For example, digital simulation is now used to find the best submarine’s configuration (depth, speed and attitude) for launching a torpedo or a cruise missile with no risk for the ship, even in the worst conditions.
For the Barracuda program, which led to the all-new Suffren-class, digital simulation brought to light that the initial placement of the CANTO (anti-torpedo decoys) launching tubes in the conning tower of the submarine could led to the injection of the decoys in the submarine’s propeller. Using simulation, it was then possible to modify the geometry of the CANTO decoys and to change the location of the launching tubes.
But digital simulation is also an incredible tool to reduce the development phase of new ships and submarine, allowing the engineers (and the Navy budget) to focus on other problems.
For the development of the Charles de Gaulle aircraft-carrier, half a dozen scaled models were built and tested just in order to choose the best hull configuration. For the next PANG aircraft-carriers, dozens or hundreds of hull configurations will be digitally simulated and tested, and only one scaled model will be built in order to validate in real life the results of the simulation.
Still, digital simulation can’t do everything. For the SNLE3G, more than a hundred of stern and propeller configurations were digitally simulated. But for the hydro-acoustics problematics, some hydrodynamics’ interactions and several structural effects, testing in tanks and tunnels are till mandatory for the propellers, for example.
Digital simulation allows to reduce the risks during development phases. It provides precise expertise at a lower cost. It enables the possibility to cover more major programs in less time, or to increase the level of performance for each program.
But digital simulation is far from replacing the live-testing facilities of DGA-TH. It is a complementary mean for all the engineers in Val-de-Reuil.

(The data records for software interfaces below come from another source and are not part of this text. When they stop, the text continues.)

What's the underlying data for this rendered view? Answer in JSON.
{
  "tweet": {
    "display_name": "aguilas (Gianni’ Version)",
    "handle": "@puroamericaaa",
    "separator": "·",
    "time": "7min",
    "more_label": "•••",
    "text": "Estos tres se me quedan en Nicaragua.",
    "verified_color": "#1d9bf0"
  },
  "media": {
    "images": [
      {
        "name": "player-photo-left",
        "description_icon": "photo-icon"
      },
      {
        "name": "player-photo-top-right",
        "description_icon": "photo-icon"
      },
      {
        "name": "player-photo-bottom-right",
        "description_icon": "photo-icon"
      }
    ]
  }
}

In the next decade, DGA Techniques hydrodynamiques will continue to support French Navy and export programs such as the Shortfin Barracuda or the SNLE3G, alongside the next French aircraft-carrier.
But it will certainly be involved in co-operation programs such as the European Patrol Corvette that is due to be developed by Naviris, the joint-venture between Naval Group and Fincantieri
In all cases, the up-to-date physical testing facilities and the continuously improving computing cluster of DGA Hydrodynamics will continue to increase the dynamic performances and the acoustic discretion of French ships and submarines, both for domestic and export markets.